Mole poblano is the most popular variation of mole. This version, associated with the Puebla region, is considered the national dish of Mexico.
How do Mexicans eat mole?
Mole is often used as a sauce for enchiladas or enmoladas as they are known. Mole can also be used in as a saucy addition to vegetables, rice, or beans. Mole chilaquiles are very popular in Mexico, as well as mole empanadas.
More Mole Recipes
Authentic Mole Poblano
Mole Poblano Paste
- 7 dried ancho chiles
- 6 dried mulato chiles
- 6 dried pasilla chiles
- 3 dried chipotle chiles dried
- 1 white onion, small
- 2 to 3 Roma tomatoes
- 3 cloves garlic
- ½ cup vegetable oil
- 1 bolillo, a couple of days old, sliced
- 2 corn tortillas, cut into fourths
- ⅓ cup pumpkin seeds (pepitas)
- 1 ripe plantain, peeled sliced
- ⅔ cup almonds
- ¾ cup raw peanuts, unsalted
- ⅔ cup raisins
- ⅓ cup sesame seeds
- 1 stick Ceylon cinnamon broken into pieces
- 3 whole cloves
- ½ teaspoon anise seed
- ½ cone piloncillo (4 oz)
- 1 tablilla Mexican chocolate (Ibarra)
- 1 L water or vegetable stock
- 2 vegetable bouillon cubes (optional)
- 1 teaspoon black peppercorns
- Olive oil or avocado oil
- Corn Tortillas
- 8 oz. Mushrooms, sliced
- ¼ Onion, thinly sliced
Garnish for Enmoladas
- Toasted sesame seeds
- Crumbled tofu
- Thin onion slices
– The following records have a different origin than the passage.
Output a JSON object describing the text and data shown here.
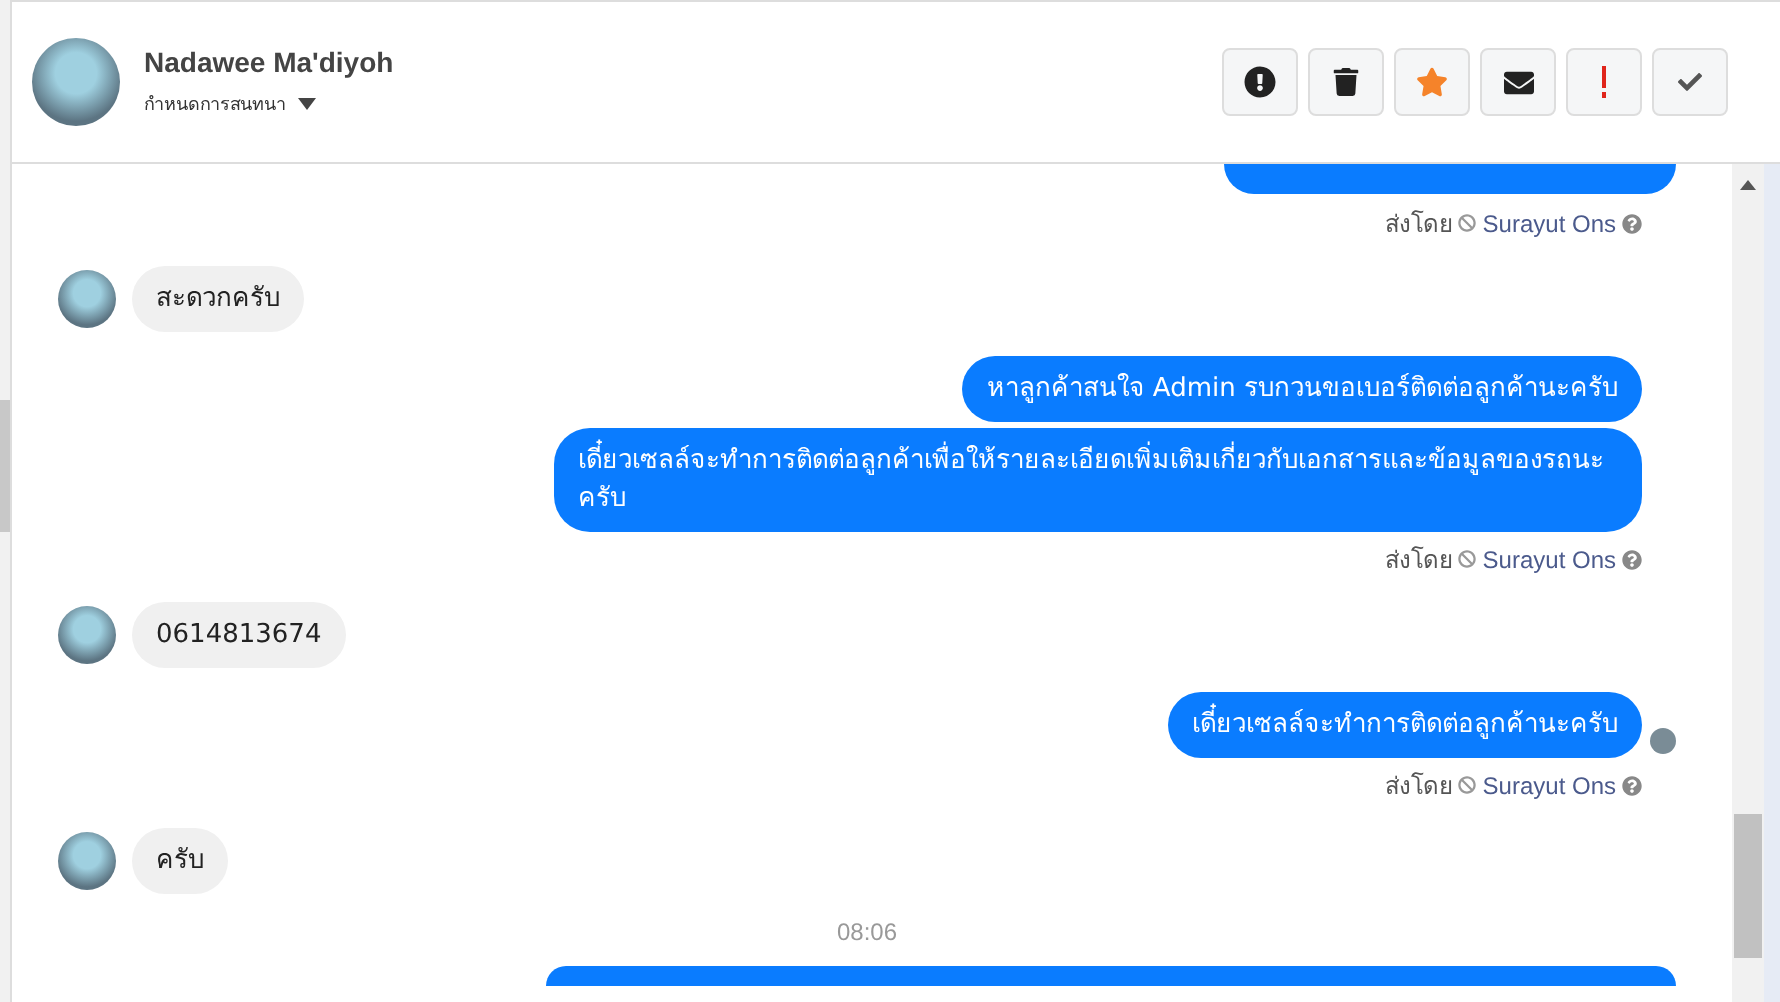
{
  "header": {
    "name": "Nadawee Ma'diyoh",
    "subtitle": "กำหนดการสนทนา",
    "actions": [
      {
        "kind": "alert"
      },
      {
        "kind": "trash"
      },
      {
        "kind": "star"
      },
      {
        "kind": "mail"
      },
      {
        "kind": "important"
      },
      {
        "kind": "done"
      }
    ]
  },
  "messages": [
    {
      "kind": "outgoing_cut"
    },
    {
      "kind": "sent_by",
      "label": "ส่งโดย",
      "agent": "Surayut Ons"
    },
    {
      "kind": "incoming",
      "text": "สะดวกครับ"
    },
    {
      "kind": "outgoing",
      "text": "หาลูกค้าสนใจ Admin รบกวนขอเบอร์ติดต่อลูกค้านะครับ",
      "seen": false
    },
    {
      "kind": "outgoing",
      "text": "เดี๋ยวเซลล์จะทำการติดต่อลูกค้าเพื่อให้รายละเอียดเพิ่มเติมเกี่ยวกับเอกสารและข้อมูลของรถนะครับ",
      "seen": false
    },
    {
      "kind": "sent_by",
      "label": "ส่งโดย",
      "agent": "Surayut Ons"
    },
    {
      "kind": "incoming",
      "text": "0614813674"
    },
    {
      "kind": "outgoing",
      "text": "เดี๋ยวเซลล์จะทำการติดต่อลูกค้านะครับ",
      "seen": true
    },
    {
      "kind": "sent_by",
      "label": "ส่งโดย",
      "agent": "Surayut Ons"
    },
    {
      "kind": "incoming",
      "text": "ครับ"
    },
    {
      "kind": "time",
      "text": "08:06"
    },
    {
      "kind": "outgoing_cut_bottom"
    }
  ]
}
MOLE POBLANO PASTE
- Clean, and remove the seeds and stems from the dried chiles. Using a comal or cast iron pan set to medium heat toast the chiles 30 seconds on each side. Be careful not to burn them or the sauce will be bitter. Once they are lightly toasted place them in a heat proof bowl and pour boiling water over them. Let them soak for 15 minutes.
- While the chiles are soaking, bring a medium pot of water to a simmer and add the tomato, onion, and garlic. Simmer for about 6 to 7 minutes or until the tomates begin to lose their skins and the onion is tender. Drain and add to the blender.
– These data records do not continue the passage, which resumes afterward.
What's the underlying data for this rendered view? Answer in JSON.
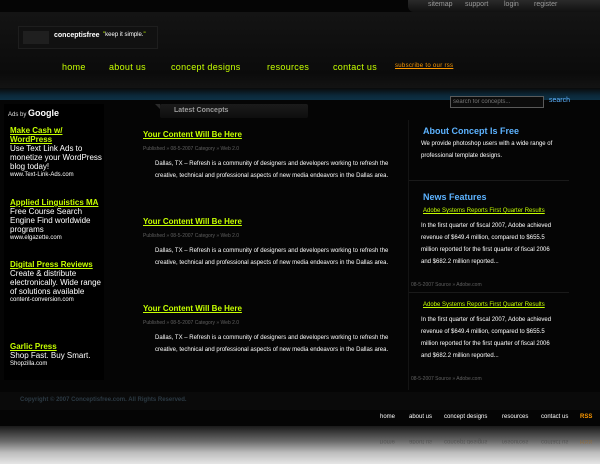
{
  "util_nav": [
    "sitemap",
    "support",
    "login",
    "register"
  ],
  "logo": {
    "name": "conceptisfree",
    "tagline": "keep it simple."
  },
  "nav": {
    "items": [
      "home",
      "about us",
      "concept designs",
      "resources",
      "contact us"
    ],
    "rss_label": "subscribe to our rss"
  },
  "search": {
    "placeholder": "search for concepts...",
    "button": "search"
  },
  "ads": {
    "by_label": "Ads by",
    "by_brand": "Google",
    "items": [
      {
        "title": "Make Cash w/ WordPress",
        "text": "Use Text Link Ads to monetize your WordPress blog today!",
        "url": "www.Text-Link-Ads.com"
      },
      {
        "title": "Applied Linguistics MA",
        "text": "Free Course Search Engine Find worldwide programs",
        "url": "www.elgazette.com"
      },
      {
        "title": "Digital Press Reviews",
        "text": "Create & distribute electronically. Wide range of solutions available",
        "url": "content-conversion.com"
      },
      {
        "title": "Garlic Press",
        "text": "Shop Fast. Buy Smart.",
        "url": "Shopzilla.com"
      }
    ]
  },
  "latest": {
    "heading": "Latest Concepts",
    "posts": [
      {
        "title": "Your Content Will Be Here",
        "meta": "Published » 08-5-2007        Category » Web 2.0",
        "body": "Dallas, TX – Refresh is a community of designers and developers working to refresh the creative, technical and professional aspects of new media endeavors in the Dallas area."
      },
      {
        "title": "Your Content Will Be Here",
        "meta": "Published » 08-5-2007        Category » Web 2.0",
        "body": "Dallas, TX – Refresh is a community of designers and developers working to refresh the creative, technical and professional aspects of new media endeavors in the Dallas area."
      },
      {
        "title": "Your Content Will Be Here",
        "meta": "Published » 08-5-2007        Category » Web 2.0",
        "body": "Dallas, TX – Refresh is a community of designers and developers working to refresh the creative, technical and professional aspects of new media endeavors in the Dallas area."
      }
    ]
  },
  "about": {
    "title": "About Concept Is Free",
    "text": "We provide photoshop users with a wide range of professional template designs."
  },
  "news": {
    "title": "News Features",
    "items": [
      {
        "link": "Adobe Systems Reports First Quarter Results",
        "body": "In the first quarter of fiscal 2007, Adobe achieved revenue of $649.4 million, compared to $655.5 million reported for the first quarter of fiscal 2006 and $682.2 million reported...",
        "date": "08-5-2007      Source » Adobe.com"
      },
      {
        "link": "Adobe Systems Reports First Quarter Results",
        "body": "In the first quarter of fiscal 2007, Adobe achieved revenue of $649.4 million, compared to $655.5 million reported for the first quarter of fiscal 2006 and $682.2 million reported...",
        "date": "08-5-2007      Source » Adobe.com"
      }
    ]
  },
  "footer": {
    "copyright": "Copyright © 2007 Conceptisfree.com. All Rights Reserved.",
    "nav": [
      "home",
      "about us",
      "concept designs",
      "resources",
      "contact us"
    ],
    "rss": "RSS"
  },
  "colors": {
    "accent": "#c6ff00",
    "blue": "#5db3ff",
    "rss": "#ff9a00",
    "bg": "#050505"
  }
}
- Once the chiles are soft and pliable, drain them and add to the blender with enough water to get the blender to puree smoothly, about 1 1/2 cups. Transfer this sauce to a large bowl.
- Heat a large sauté pan to medium-high heat and add vegetable oil. Fry the bolillo, tortillas, plantian, almonds, peanuts, raisins, sesame seeds and spices one at a time until golden brown. Transfer to a large bowl.
- Place all of the fried ingredients in the blender in batches, adding enough water to get it to puree the sauce smoothly. Transfer to the bowl with the chile sauce and stir to incorporate.
- In a large pot, set to medium heat, pour in the mole sauce. Reduce heat to low and simmer for 20 minutes stirring constabtly. When you see the fat rise to the top of the sauce then you add the piloncillo, vegetable bouillon, and chocolate. Simmer another 20 minutes, stirring constantly, until the piloncilo and chocolate completely dissolve.
- Taste and adjust seasosing with salt and pepper if needed. Let cool in pot. Now it is ready to use or store.
MOLE POBLANO ENMOLADAS
- Place 1 cup of the mole paste in a medium sauce pot. Add ½ cup of water or vegetable stock and bring to a low simmer. Stir to incorporate. Add more liquid if necesary to get the right consistency.
- In a large sauté pan, sauté the onions and mushrooms until golden brown. Season with salt and pepper to taste.
- Soften your corn tortillas by heating them briefly in the oven or microwave until the roll easily.
- Fill the tortillas with the mushroom mixture and roll. Place on a plate and pour mole sauce on top of them.
- Sprinkle with sesame seeds and top with sliced onions, avocado and crumbled tofu.
Although dorastable.com attempts to provide accurate nutritional information, these figures should be considered estimates.